Exercise requirements: Please print the records below word for word.

Study material:
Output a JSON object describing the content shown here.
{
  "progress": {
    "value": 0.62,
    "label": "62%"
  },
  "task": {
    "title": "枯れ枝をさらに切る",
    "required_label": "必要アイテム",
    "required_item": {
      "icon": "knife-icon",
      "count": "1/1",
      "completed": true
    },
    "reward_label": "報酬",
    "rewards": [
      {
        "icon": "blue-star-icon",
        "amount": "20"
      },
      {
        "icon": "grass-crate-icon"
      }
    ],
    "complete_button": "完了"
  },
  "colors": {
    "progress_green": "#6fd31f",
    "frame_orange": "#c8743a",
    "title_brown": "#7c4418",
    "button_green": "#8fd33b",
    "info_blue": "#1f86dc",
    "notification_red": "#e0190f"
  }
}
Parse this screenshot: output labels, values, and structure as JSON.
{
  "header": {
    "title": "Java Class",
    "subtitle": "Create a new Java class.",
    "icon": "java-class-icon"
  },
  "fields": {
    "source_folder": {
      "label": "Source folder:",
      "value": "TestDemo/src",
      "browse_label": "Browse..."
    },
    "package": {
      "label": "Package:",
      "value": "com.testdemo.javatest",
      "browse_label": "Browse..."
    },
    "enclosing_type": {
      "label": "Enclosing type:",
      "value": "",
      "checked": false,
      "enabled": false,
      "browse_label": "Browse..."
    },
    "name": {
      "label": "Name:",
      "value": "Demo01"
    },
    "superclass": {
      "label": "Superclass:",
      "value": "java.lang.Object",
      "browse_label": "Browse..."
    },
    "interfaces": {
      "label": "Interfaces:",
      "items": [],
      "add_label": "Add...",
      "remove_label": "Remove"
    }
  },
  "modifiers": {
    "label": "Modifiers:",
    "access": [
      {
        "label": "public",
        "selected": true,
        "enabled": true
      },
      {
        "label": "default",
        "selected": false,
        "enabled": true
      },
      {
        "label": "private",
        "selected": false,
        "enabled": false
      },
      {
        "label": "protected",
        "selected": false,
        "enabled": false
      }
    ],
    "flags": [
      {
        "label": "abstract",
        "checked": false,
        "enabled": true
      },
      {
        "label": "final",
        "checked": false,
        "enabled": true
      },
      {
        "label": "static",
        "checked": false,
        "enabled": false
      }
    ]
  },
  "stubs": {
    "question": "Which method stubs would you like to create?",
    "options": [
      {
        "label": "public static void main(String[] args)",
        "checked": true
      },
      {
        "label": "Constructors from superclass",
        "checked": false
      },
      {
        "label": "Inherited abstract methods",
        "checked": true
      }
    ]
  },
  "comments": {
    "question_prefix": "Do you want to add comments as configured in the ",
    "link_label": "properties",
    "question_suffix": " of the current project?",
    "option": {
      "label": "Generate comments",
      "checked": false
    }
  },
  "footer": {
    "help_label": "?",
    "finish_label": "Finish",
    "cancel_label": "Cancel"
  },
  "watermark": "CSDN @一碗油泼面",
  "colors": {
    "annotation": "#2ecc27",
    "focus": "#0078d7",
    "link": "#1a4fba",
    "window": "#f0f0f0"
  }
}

Answer area:
Output a JSON object describing the content shown here.
{
  "progress": {
    "value": 0.62,
    "label": "62%"
  },
  "task": {
    "title": "枯れ枝をさらに切る",
    "required_label": "必要アイテム",
    "required_item": {
      "icon": "knife-icon",
      "count": "1/1",
      "completed": true
    },
    "reward_label": "報酬",
    "rewards": [
      {
        "icon": "blue-star-icon",
        "amount": "20"
      },
      {
        "icon": "grass-crate-icon"
      }
    ],
    "complete_button": "完了"
  },
  "colors": {
    "progress_green": "#6fd31f",
    "frame_orange": "#c8743a",
    "title_brown": "#7c4418",
    "button_green": "#8fd33b",
    "info_blue": "#1f86dc",
    "notification_red": "#e0190f"
  }
}
Parse this screenshot: output labels, values, and structure as JSON.
{
  "header": {
    "title": "Java Class",
    "subtitle": "Create a new Java class.",
    "icon": "java-class-icon"
  },
  "fields": {
    "source_folder": {
      "label": "Source folder:",
      "value": "TestDemo/src",
      "browse_label": "Browse..."
    },
    "package": {
      "label": "Package:",
      "value": "com.testdemo.javatest",
      "browse_label": "Browse..."
    },
    "enclosing_type": {
      "label": "Enclosing type:",
      "value": "",
      "checked": false,
      "enabled": false,
      "browse_label": "Browse..."
    },
    "name": {
      "label": "Name:",
      "value": "Demo01"
    },
    "superclass": {
      "label": "Superclass:",
      "value": "java.lang.Object",
      "browse_label": "Browse..."
    },
    "interfaces": {
      "label": "Interfaces:",
      "items": [],
      "add_label": "Add...",
      "remove_label": "Remove"
    }
  },
  "modifiers": {
    "label": "Modifiers:",
    "access": [
      {
        "label": "public",
        "selected": true,
        "enabled": true
      },
      {
        "label": "default",
        "selected": false,
        "enabled": true
      },
      {
        "label": "private",
        "selected": false,
        "enabled": false
      },
      {
        "label": "protected",
        "selected": false,
        "enabled": false
      }
    ],
    "flags": [
      {
        "label": "abstract",
        "checked": false,
        "enabled": true
      },
      {
        "label": "final",
        "checked": false,
        "enabled": true
      },
      {
        "label": "static",
        "checked": false,
        "enabled": false
      }
    ]
  },
  "stubs": {
    "question": "Which method stubs would you like to create?",
    "options": [
      {
        "label": "public static void main(String[] args)",
        "checked": true
      },
      {
        "label": "Constructors from superclass",
        "checked": false
      },
      {
        "label": "Inherited abstract methods",
        "checked": true
      }
    ]
  },
  "comments": {
    "question_prefix": "Do you want to add comments as configured in the ",
    "link_label": "properties",
    "question_suffix": " of the current project?",
    "option": {
      "label": "Generate comments",
      "checked": false
    }
  },
  "footer": {
    "help_label": "?",
    "finish_label": "Finish",
    "cancel_label": "Cancel"
  },
  "watermark": "CSDN @一碗油泼面",
  "colors": {
    "annotation": "#2ecc27",
    "focus": "#0078d7",
    "link": "#1a4fba",
    "window": "#f0f0f0"
  }
}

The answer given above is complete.